• _PROBLEM REQUIREMENTS_: One number is the whole answer: the tally of lines in the records that include the word "glyph".

---- DATA

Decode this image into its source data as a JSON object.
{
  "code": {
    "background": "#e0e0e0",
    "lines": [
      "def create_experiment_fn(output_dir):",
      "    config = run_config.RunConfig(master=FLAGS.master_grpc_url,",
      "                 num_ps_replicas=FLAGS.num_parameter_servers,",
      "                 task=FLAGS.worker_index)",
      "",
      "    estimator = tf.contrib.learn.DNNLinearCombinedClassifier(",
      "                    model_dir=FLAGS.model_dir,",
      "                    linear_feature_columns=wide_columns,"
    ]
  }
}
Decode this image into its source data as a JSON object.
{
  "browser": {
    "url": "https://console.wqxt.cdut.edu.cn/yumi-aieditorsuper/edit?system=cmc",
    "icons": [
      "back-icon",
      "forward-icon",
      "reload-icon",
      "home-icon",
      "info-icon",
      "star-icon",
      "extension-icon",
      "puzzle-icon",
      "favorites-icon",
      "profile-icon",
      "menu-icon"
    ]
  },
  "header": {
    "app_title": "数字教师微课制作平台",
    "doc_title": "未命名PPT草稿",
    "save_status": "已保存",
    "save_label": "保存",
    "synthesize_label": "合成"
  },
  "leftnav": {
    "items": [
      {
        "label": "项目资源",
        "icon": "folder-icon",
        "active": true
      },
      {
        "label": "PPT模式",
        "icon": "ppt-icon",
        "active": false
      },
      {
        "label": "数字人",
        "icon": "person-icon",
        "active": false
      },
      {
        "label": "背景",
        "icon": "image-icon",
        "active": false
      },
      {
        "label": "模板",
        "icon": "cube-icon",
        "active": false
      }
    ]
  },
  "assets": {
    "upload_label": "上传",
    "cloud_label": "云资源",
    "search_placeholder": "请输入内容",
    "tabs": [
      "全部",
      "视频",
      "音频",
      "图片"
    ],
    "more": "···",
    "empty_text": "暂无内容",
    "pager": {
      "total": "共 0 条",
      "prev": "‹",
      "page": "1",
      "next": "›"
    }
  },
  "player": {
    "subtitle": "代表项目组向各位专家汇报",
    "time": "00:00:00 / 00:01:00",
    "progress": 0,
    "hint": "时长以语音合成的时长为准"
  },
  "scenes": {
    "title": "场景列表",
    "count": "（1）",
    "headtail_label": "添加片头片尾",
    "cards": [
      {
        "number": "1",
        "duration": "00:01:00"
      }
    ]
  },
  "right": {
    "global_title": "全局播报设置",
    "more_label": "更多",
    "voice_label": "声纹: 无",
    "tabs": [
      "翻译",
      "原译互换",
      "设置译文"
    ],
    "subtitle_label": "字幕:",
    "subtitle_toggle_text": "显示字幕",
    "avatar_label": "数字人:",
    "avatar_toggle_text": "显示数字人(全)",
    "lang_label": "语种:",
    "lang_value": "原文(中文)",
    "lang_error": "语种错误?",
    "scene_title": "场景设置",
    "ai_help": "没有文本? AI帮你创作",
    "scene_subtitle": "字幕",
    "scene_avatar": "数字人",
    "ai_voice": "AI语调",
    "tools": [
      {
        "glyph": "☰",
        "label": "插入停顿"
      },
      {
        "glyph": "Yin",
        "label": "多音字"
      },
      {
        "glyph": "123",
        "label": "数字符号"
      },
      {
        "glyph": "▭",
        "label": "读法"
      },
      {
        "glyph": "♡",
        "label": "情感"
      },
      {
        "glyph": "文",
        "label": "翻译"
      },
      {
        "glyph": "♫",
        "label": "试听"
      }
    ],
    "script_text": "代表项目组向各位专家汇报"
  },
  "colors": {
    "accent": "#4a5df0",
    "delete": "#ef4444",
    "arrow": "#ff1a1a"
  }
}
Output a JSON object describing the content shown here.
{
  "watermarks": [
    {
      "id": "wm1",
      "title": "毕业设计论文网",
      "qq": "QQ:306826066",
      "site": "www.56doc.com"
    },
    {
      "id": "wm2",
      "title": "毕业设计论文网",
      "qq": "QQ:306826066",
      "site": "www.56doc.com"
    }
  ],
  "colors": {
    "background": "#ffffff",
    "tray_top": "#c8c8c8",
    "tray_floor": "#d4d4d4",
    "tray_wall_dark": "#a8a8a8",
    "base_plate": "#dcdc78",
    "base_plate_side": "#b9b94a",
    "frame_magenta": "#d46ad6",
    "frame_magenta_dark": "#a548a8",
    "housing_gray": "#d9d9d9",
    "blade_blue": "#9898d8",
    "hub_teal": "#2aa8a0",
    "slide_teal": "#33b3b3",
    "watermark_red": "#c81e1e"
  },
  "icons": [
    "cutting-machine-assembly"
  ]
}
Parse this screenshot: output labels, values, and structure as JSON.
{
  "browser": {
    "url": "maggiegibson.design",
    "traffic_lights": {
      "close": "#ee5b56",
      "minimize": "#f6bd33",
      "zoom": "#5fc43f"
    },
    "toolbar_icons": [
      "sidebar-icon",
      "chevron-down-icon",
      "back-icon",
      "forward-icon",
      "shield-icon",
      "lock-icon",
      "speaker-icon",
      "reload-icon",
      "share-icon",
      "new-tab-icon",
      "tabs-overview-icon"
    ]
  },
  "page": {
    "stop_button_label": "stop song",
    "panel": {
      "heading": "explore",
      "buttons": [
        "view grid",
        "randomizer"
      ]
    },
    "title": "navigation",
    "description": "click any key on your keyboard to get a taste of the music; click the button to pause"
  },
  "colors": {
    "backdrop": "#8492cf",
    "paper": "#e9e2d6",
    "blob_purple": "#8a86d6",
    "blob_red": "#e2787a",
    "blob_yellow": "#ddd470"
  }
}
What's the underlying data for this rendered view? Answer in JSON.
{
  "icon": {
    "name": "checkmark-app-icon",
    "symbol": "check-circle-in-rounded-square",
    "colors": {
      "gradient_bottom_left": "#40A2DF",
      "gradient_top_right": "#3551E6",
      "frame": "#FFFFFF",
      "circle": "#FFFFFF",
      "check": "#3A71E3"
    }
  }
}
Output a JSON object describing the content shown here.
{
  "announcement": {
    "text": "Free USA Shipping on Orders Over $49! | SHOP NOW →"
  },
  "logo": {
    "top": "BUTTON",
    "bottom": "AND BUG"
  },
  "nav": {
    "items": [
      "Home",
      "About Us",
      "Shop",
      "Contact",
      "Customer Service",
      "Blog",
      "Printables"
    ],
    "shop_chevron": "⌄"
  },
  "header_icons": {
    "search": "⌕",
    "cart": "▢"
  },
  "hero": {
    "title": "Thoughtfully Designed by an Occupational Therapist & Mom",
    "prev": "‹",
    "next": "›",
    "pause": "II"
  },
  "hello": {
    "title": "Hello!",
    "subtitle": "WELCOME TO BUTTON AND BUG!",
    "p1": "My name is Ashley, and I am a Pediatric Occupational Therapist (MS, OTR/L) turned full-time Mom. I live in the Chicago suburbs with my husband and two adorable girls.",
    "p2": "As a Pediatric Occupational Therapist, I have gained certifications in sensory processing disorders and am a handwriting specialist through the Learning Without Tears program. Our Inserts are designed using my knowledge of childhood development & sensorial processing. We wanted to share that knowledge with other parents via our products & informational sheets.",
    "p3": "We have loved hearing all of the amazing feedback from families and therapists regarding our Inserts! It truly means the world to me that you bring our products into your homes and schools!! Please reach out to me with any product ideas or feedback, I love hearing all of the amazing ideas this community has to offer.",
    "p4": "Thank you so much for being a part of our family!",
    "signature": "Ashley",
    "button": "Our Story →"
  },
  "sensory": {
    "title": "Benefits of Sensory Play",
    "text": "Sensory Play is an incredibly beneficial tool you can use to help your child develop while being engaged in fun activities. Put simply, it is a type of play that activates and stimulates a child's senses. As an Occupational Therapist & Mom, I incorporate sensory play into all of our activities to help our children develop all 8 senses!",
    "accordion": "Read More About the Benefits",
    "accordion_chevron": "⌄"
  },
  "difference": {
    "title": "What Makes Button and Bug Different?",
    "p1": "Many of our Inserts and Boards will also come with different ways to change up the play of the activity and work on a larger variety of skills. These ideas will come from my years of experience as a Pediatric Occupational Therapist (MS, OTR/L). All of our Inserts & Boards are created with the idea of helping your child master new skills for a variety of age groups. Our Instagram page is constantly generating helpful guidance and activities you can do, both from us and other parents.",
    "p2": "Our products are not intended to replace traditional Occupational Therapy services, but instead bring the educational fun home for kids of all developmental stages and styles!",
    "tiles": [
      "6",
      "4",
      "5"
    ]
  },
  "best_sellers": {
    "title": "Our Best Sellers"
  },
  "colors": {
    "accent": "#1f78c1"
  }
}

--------

• _EXERCISE RESULT_: 7